Two months ago today my world changed with a phone call. Rather than dwell today about my loss I thought I would choose to tell you who Emma was to me. Seems like a better use of energy.
Emma Lengquist, like all of us, had many sides to her. She was a complicated young woman. And like all of us she changed as she grew. And isn’t that exciting? I mean, really. As a parent, what greater joy is there than to watch your children grow? Nothing, I suppose.
Emma was pure energy. Her smile would light up my world. Her laughter would make this often too-busy-to-take-notice heart stop a beat. Emma would walk up to any stranger and just start talking. She’d want to know you. Everything about you. Boundaries? What boundaries? She was an open book and expected the same.
She was creative in her thought…which sometimes was very much the opposite of good. And she LOVED dogs. Any dog. Especially hurt and disabled dogs. She would lay in the floor and our dogs would lay on top of her. When she cried Bolt, our Siberian husky, would come and lick her tears. How that is therapy I’ll never quite understand and yet when Bolt was done she would be calm and she would just embrace him.
Basketball was another love. The first day we brought her home we didn’t even have a hoop. She found a basketball and stood outside for HOURS and dribbled and dribbled and dribbled. The next time she came over to visit us, during the pre-adoption phase, I had gone out and got a proper basketball hoop for her and Brandon. They both loved it.

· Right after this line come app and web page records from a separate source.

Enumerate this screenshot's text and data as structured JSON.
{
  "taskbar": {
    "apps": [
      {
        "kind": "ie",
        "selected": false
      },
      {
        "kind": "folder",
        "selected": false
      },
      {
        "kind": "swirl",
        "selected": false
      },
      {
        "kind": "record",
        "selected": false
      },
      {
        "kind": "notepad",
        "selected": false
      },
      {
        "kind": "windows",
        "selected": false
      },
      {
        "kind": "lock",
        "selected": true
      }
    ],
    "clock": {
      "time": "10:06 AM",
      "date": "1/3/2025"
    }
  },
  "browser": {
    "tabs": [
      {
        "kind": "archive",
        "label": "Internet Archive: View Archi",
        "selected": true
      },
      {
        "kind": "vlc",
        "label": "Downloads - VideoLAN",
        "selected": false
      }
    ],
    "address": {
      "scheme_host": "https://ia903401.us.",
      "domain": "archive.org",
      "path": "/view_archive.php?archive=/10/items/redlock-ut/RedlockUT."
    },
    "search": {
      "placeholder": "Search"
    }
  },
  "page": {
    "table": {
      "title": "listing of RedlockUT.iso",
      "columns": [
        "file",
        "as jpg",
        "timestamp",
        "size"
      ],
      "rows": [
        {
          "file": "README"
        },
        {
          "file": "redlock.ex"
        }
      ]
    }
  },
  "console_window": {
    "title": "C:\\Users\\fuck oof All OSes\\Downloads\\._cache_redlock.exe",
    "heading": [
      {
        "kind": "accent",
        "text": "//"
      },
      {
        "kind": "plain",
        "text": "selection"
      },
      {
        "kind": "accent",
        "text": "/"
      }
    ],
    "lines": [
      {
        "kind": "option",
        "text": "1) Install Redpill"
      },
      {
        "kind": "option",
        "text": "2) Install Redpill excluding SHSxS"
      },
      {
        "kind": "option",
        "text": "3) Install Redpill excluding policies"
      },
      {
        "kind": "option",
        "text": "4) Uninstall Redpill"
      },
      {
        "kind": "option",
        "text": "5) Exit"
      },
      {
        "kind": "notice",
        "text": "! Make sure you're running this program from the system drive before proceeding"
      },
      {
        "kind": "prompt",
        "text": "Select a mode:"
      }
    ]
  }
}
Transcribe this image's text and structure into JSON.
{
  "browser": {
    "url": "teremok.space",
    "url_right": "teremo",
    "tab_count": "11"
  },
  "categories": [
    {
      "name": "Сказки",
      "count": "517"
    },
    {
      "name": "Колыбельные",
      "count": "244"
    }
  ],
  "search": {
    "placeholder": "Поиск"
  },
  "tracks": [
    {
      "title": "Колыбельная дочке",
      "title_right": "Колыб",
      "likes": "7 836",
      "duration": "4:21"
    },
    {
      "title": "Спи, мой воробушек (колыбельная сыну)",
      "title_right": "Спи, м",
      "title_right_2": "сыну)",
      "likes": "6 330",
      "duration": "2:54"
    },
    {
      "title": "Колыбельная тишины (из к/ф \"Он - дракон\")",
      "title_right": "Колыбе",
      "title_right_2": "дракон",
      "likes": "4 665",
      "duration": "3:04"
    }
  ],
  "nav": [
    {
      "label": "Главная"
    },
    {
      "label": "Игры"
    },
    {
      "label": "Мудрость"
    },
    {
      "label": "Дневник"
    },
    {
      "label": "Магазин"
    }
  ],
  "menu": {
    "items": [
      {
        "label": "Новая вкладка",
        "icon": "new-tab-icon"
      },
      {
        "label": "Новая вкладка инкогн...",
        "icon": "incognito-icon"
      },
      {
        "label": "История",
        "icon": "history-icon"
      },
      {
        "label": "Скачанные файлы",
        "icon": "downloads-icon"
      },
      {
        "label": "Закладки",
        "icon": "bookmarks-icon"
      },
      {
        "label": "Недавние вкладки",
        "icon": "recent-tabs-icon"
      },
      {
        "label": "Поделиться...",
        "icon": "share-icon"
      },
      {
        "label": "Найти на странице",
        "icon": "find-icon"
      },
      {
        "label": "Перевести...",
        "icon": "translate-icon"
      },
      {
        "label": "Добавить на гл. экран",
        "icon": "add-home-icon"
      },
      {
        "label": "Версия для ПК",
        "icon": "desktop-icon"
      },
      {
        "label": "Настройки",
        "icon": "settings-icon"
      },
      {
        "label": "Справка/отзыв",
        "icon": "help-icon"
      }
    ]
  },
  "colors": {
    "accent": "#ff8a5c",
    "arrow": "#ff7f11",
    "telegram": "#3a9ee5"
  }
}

I need to be careful here because I can go on and on and on about the things I loved about her. Her spirit. Her determination. Her passion.
Thank you to all who read my journey through healing and setting my path forward. Thank you to all who reach out to share your stories and ask that I keep bringing mental health to the battlefield of public policy. Thank you for all who have supported Inclusion Connections and PawsAbilities and who plan on supporting the Emma Lengquist Memorial Puppy Parade.
Simply, thank you.
And thank you to God for giving Emma to Marie and I if even for only fifteen years. I can’t wait to see her again. I miss my buddy. That is my selfishness of which I freely admit. She is whole now. She is well now. And she is with her real Father. In many ways, I’m envious. My work here is not done. He will let me know when it is. Until then, I will enjoy her memories and the lessons she taught me. I’ll enjoy the man I’ve become and continue to evolve into because of the doors she forced me to open; a better husband, a better father, a better friend and a better employee, leader, worker. A better human being.